c. Bills that solely make statutory and transitional changes to implement bills under sub‑subdivision a. of this subdivision.

(5) Any bills relating to election laws.

(6) Adoption of conference reports for bills which were in conference as of Thursday, July 28, 2011.

(7) Joint resolutions proposing a joint session to consider confirmation of the Governor’s appointments to the State Board of Education pursuant to G.S. 115C‑10.

(8) Joint resolutions confirming the Governor’s appointments to the State Board of Education pursuant to G.S. 115C‑10.

(9) Local bills pending in the House Rules Committee on July 28, 2011.

(10) Bills to ratify and make statutory conforming changes pursuant to a Tribal Compact negotiated by the Governor.

(11) A joint resolution further adjourning the 2011 Regular Session to a date certain.

SECTION 3. This resolution is effective upon ratification.

In the General Assembly read three times and ratified this the 28th day of July, 2011.

ACLU files suit over Choose Life plates

The ACLU announced this morning that it has filed suit against the state over the Choose Life license plates adopted in the regular session this spring.
The organization wants the state to issue a pro-choice specialty plate. According to the release:

RALEIGH — The American Civil Liberties Union of North Carolina Legal Foundation (ACLU-NCLF) filed a lawsuit today in the federal district court for the Eastern District of North Carolina on behalf of North Carolinians seeking a specialty license plate that supports a woman’s right to reproductive freedom. During this year’s legislative session, the North Carolina General Assembly passed House Bill 289, which authorized the issuance of a “Choose Life” license plate. However, the legislature repeatedly refused to authorize a plate that supported the countervailing position in favor of reproductive freedom.

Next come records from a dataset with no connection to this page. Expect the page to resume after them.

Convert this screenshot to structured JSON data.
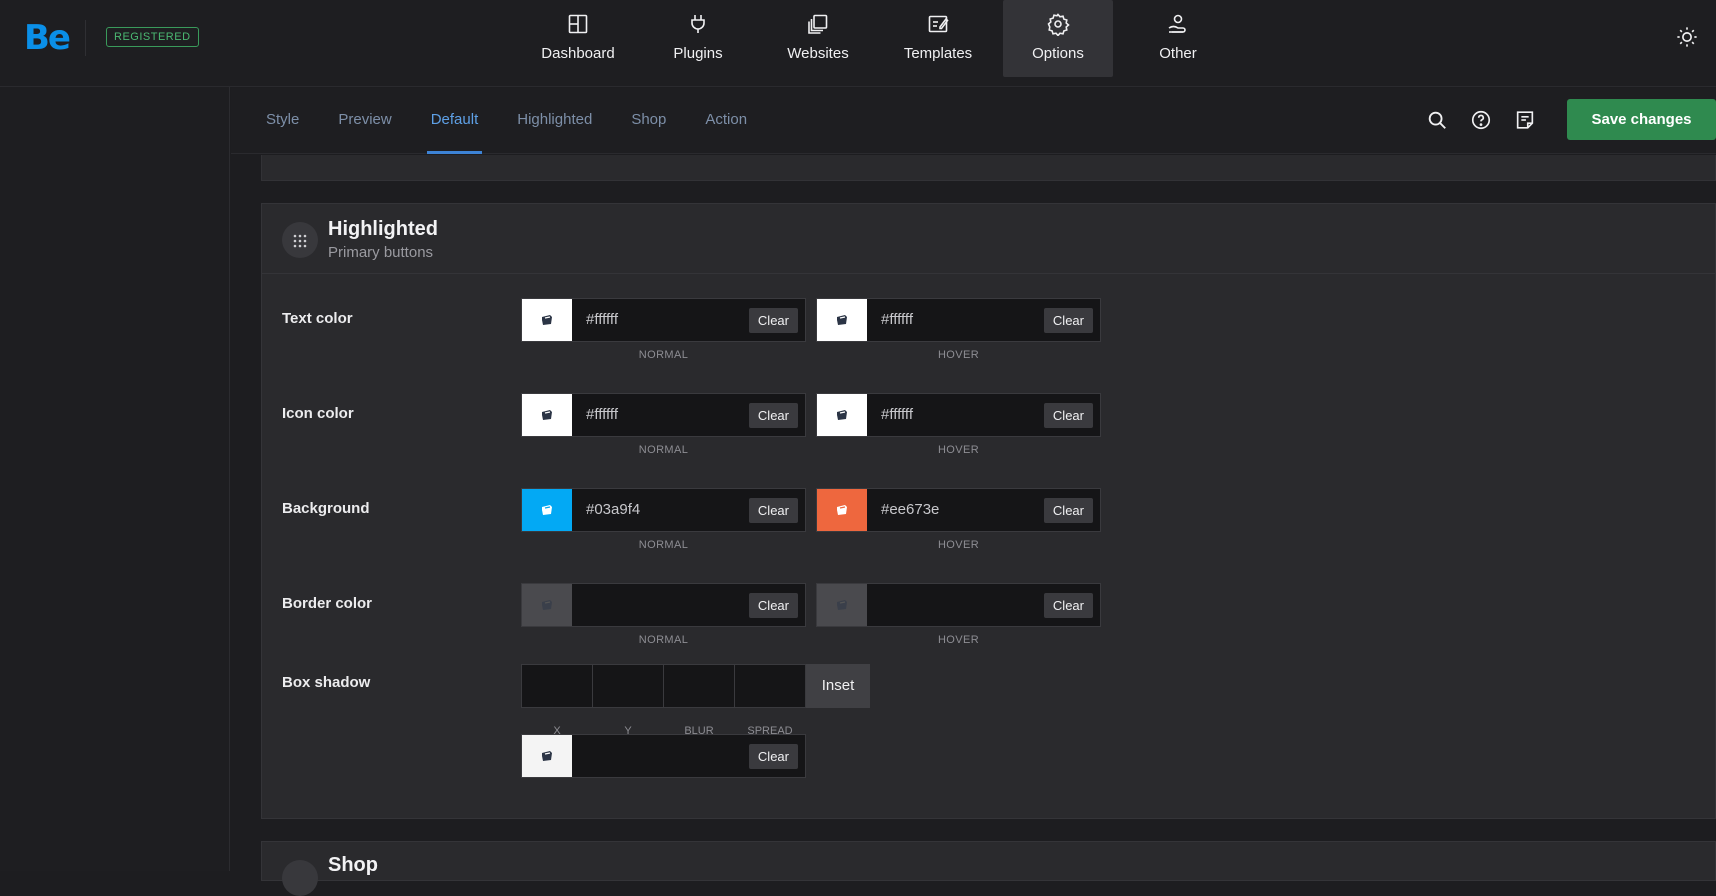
{
  "header": {
    "logo": "Be",
    "badge": "REGISTERED",
    "nav": [
      {
        "label": "Dashboard",
        "icon": "dashboard-icon"
      },
      {
        "label": "Plugins",
        "icon": "plug-icon"
      },
      {
        "label": "Websites",
        "icon": "websites-icon"
      },
      {
        "label": "Templates",
        "icon": "templates-icon"
      },
      {
        "label": "Options",
        "icon": "gear-icon",
        "active": true
      },
      {
        "label": "Other",
        "icon": "user-hand-icon"
      }
    ]
  },
  "tabs": [
    "Style",
    "Preview",
    "Default",
    "Highlighted",
    "Shop",
    "Action"
  ],
  "active_tab": "Default",
  "toolbar": {
    "save_label": "Save changes"
  },
  "panel": {
    "title": "Highlighted",
    "subtitle": "Primary buttons",
    "rows": [
      {
        "label": "Text color",
        "normal": {
          "value": "#ffffff",
          "swatch": "#ffffff"
        },
        "hover": {
          "value": "#ffffff",
          "swatch": "#ffffff"
        }
      },
      {
        "label": "Icon color",
        "normal": {
          "value": "#ffffff",
          "swatch": "#ffffff"
        },
        "hover": {
          "value": "#ffffff",
          "swatch": "#ffffff"
        }
      },
      {
        "label": "Background",
        "normal": {
          "value": "#03a9f4",
          "swatch": "#03a9f4"
        },
        "hover": {
          "value": "#ee673e",
          "swatch": "#ee673e"
        }
      },
      {
        "label": "Border color",
        "normal": {
          "value": "",
          "swatch": "#4a4a4e"
        },
        "hover": {
          "value": "",
          "swatch": "#4a4a4e"
        }
      }
    ],
    "normal_label": "NORMAL",
    "hover_label": "HOVER",
    "clear_label": "Clear",
    "box_shadow": {
      "label": "Box shadow",
      "fields": [
        "X",
        "Y",
        "BLUR",
        "SPREAD"
      ],
      "inset_label": "Inset",
      "color": {
        "value": "",
        "swatch": "#f4f4f4"
      }
    }
  },
  "next_panel": {
    "title": "Shop"
  }
}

Six amendments were proposed in the legislature to authorize an additional new plate that stated either, “Trust Women. Respect Choice,” or simply “Respect Choice.” The legislature rejected all six amendments. As such, the lawsuit alleges that the State is engaging in unconstitutional viewpoint discrimination in violation of the First Amendment.

“If anti-choice drivers are permitted to express their views on their license plates, people like me should be able to express our view that women deserve full reproductive freedom,” said Sue Holliday, plaintiff and certified nurse midwife.

Complaint (pdf)

Other links at the bottom of the release.

Cost containment

In order for healthcare cost containment to work, you have to actually contain the cost.
New report from the State Auditor’s office shows how the state healthcare plan fumbled the overpayments to Bpatist Hospital. Via the report (pdf):

Using the combination of variables most closely aligned with the cost containment intent of the contract’s inflation adjustment provision, the estimated overpayment to Baptist Hospital for outpatient services is approximately $1.34 million, or 75% higher than the Plan’s calculation method.

Also, they didn’t even recover the lower amount.

This spells out what happened:

However, the State Health Plan did not have a plan for monitoring Baptist Hospital outpatient fee increases and determining if an inflation adjustment discount was allowed, and no one was assigned this responsibility. As a result, inflation adjustment analyses were not performed, and the discount rate was not increased during the entire contract period.
The State Health Plan should have sought fee increase information directly from Baptist Hospital as part of its contract monitoring plan. The National State Auditors Association “Best Practices in Contracting for Services” states, “Contract Monitoring is an essential part of the contracting process. Monitoring should ensure that contractors comply with contract terms, performance expectations are achieved, and any problems are identified and resolved. Without a sound monitoring process, the contracting agency does not have adequate assurance it receives what it contracts for.”
Because the State Health Plan did not monitor Baptist Hospital outpatient fee increases and did not increase the discount rate as allowed in the contract, the State Health Plan paid more to Baptist Hospital for outpatient services than it had to per the contract.